SUPPLIED MATERIAL:
........

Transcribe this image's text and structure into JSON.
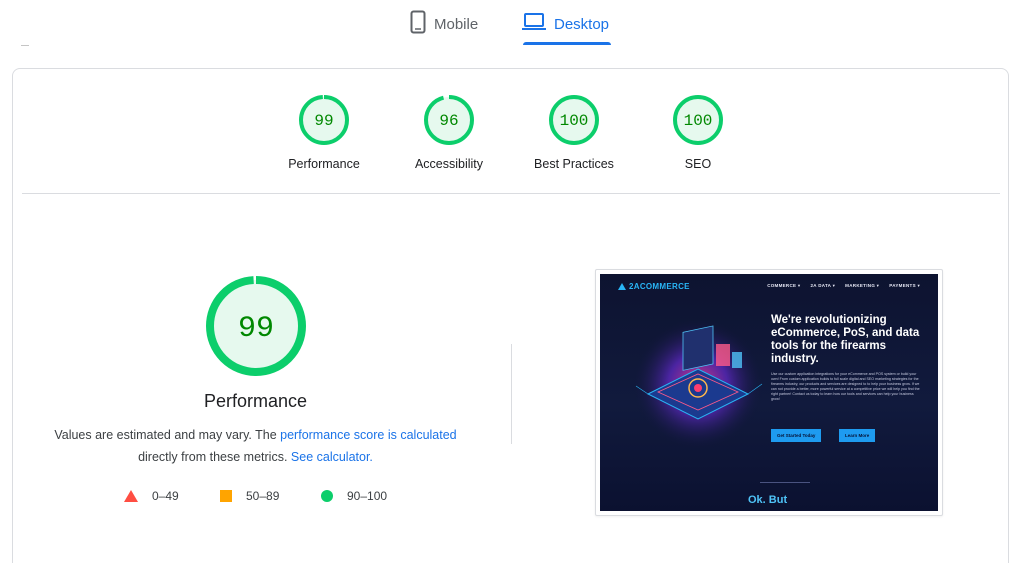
{
  "tabs": {
    "mobile_label": "Mobile",
    "desktop_label": "Desktop",
    "active": "Desktop"
  },
  "scores": [
    {
      "label": "Performance",
      "value": "99",
      "color": "#0cce6b"
    },
    {
      "label": "Accessibility",
      "value": "96",
      "color": "#0cce6b"
    },
    {
      "label": "Best Practices",
      "value": "100",
      "color": "#0cce6b"
    },
    {
      "label": "SEO",
      "value": "100",
      "color": "#0cce6b"
    }
  ],
  "main": {
    "score": "99",
    "title": "Performance",
    "desc_prefix": "Values are estimated and may vary. The ",
    "desc_link1": "performance score is calculated",
    "desc_middle": "directly from these metrics. ",
    "desc_link2": "See calculator."
  },
  "legend": [
    {
      "range": "0–49",
      "shape": "triangle-icon",
      "color": "#ff4e42"
    },
    {
      "range": "50–89",
      "shape": "square-icon",
      "color": "#ffa400"
    },
    {
      "range": "90–100",
      "shape": "circle-icon",
      "color": "#0cce6b"
    }
  ],
  "screenshot": {
    "logo": "2ACOMMERCE",
    "nav": [
      "COMMERCE ▾",
      "2A DATA ▾",
      "MARKETING ▾",
      "PAYMENTS ▾"
    ],
    "headline": "We're revolutionizing eCommerce, PoS, and data tools for the firearms industry.",
    "body": "Use our custom application integrations for your eCommerce and POS system or build your own! From custom application builds to full scale digital and SEO marketing strategies for the firearms industry, our products and services are designed to to help your business grow. If we can not provide a better, more powerful service at a competitive price we will help you find the right partner! Contact us today to learn how our tools and services can help your business grow!",
    "button1": "Get Started Today",
    "button2": "Learn More",
    "footer_text": "Ok. But"
  }
}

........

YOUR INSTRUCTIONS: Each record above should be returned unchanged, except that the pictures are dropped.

ANSWER TO THIS PROBLEM:
Transcribe this image's text and structure into JSON.
{
  "tabs": {
    "mobile_label": "Mobile",
    "desktop_label": "Desktop",
    "active": "Desktop"
  },
  "scores": [
    {
      "label": "Performance",
      "value": "99",
      "color": "#0cce6b"
    },
    {
      "label": "Accessibility",
      "value": "96",
      "color": "#0cce6b"
    },
    {
      "label": "Best Practices",
      "value": "100",
      "color": "#0cce6b"
    },
    {
      "label": "SEO",
      "value": "100",
      "color": "#0cce6b"
    }
  ],
  "main": {
    "score": "99",
    "title": "Performance",
    "desc_prefix": "Values are estimated and may vary. The ",
    "desc_link1": "performance score is calculated",
    "desc_middle": "directly from these metrics. ",
    "desc_link2": "See calculator."
  },
  "legend": [
    {
      "range": "0–49",
      "shape": "triangle-icon",
      "color": "#ff4e42"
    },
    {
      "range": "50–89",
      "shape": "square-icon",
      "color": "#ffa400"
    },
    {
      "range": "90–100",
      "shape": "circle-icon",
      "color": "#0cce6b"
    }
  ],
  "screenshot": {
    "logo": "2ACOMMERCE",
    "nav": [
      "COMMERCE ▾",
      "2A DATA ▾",
      "MARKETING ▾",
      "PAYMENTS ▾"
    ],
    "headline": "We're revolutionizing eCommerce, PoS, and data tools for the firearms industry.",
    "body": "Use our custom application integrations for your eCommerce and POS system or build your own! From custom application builds to full scale digital and SEO marketing strategies for the firearms industry, our products and services are designed to to help your business grow. If we can not provide a better, more powerful service at a competitive price we will help you find the right partner! Contact us today to learn how our tools and services can help your business grow!",
    "button1": "Get Started Today",
    "button2": "Learn More",
    "footer_text": "Ok. But"
  }
}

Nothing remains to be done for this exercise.